English is a West-Germanic member of the Indo-European language family spoken by 341 million people as a first language and more that 508 million in at least 104 countries.
MA Thesis (1960) of Prof. J.C. Wells of the University of London concerning the pronunciation of vowels in "Received Pronunciation".
Extensive list of homonyms/homophones in American English from various sources, along with links.
Database of American brand names in general use today.
Clear and concise explanation of the difference between correct and incorrect usage in American English spelling, grammar and idiom, with entertaining examples.

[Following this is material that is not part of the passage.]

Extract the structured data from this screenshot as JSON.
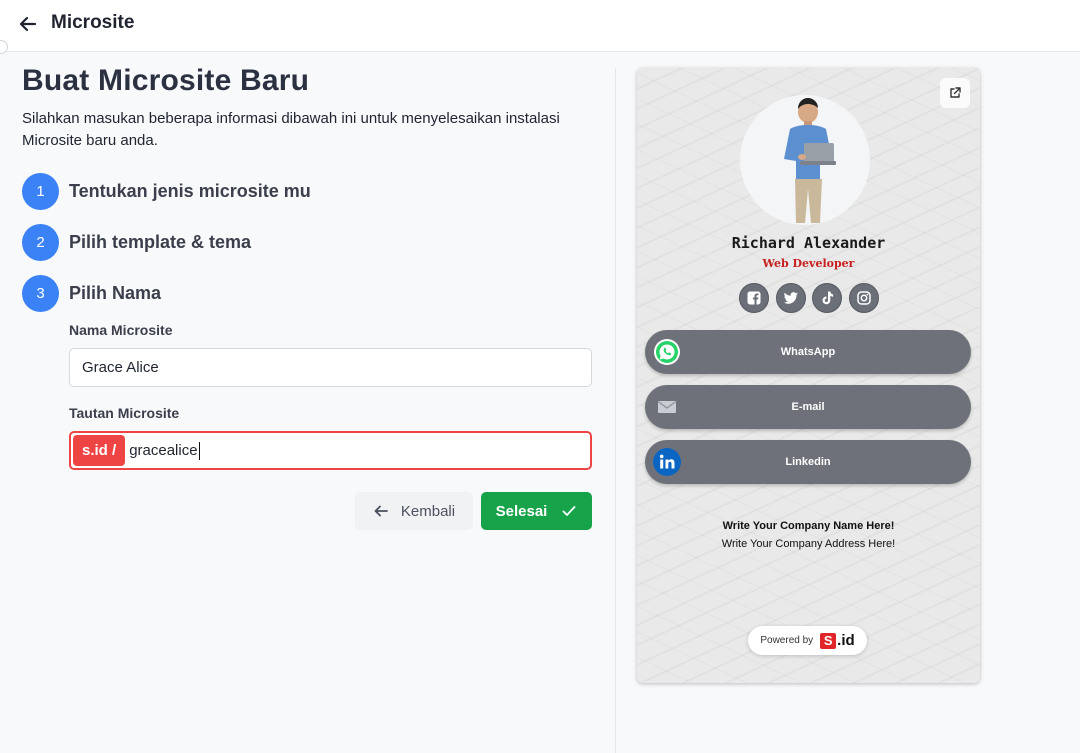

Extensive collection of freely downloadable recordings of real people speaking English in their own native accents and dialects.
Word mavens may browse etymology, dictionary, thesaurus links, links to anagrams, oxymorons,palindromes, puns, idioms, banished words and expressions, city-by-city slanguage, mondegreens, logophilia, heteronyms, chiasmus, common punctuation errors.
Annual list published by Lake Superior State University of words that should be banished from the English language for misuse, overuse, and just general uselessness.
Requests that the reader take a quick, 5-question survey to determine usage in various geographical locations.
Extensive list of new sayings, cliches, aphorisms, and neologisms. Has additional pages on related language matters.
University College (London) researchers focusing on grammar and linguistics, plus world-wide usage. Includes the "Internet Grammar of English".
Resource for both linguistic and literary scholars about regional varieties of English in the United States and Canada. Includes maps, annotated link directory, and dialectology bibliography.
Online publication of the full text of a classic book on the history and nature of American English, with particular attention paid to the discrepancies between British and American English.
A Master's thesis from the University of Uppsala, dealing with the development of be and have as auxiliaries with the perfect tense of intransitive verbs in the second half of the 17th century.
Explaining the marine origins of some common words, figures of speech, and everyday expressions.
Lexicalized Tree Adjoining Grammar (TAG) project, a geometric method for analysing English grammar.
More than 1400 pages which explore the history, evolution, byways, quirks, and curiosities of the English language. A weekly newsletter is sent by e-mail and RSS.
Thanks to DMOZ, which built a great web directory for nearly two decades and freely shared it with the web. About us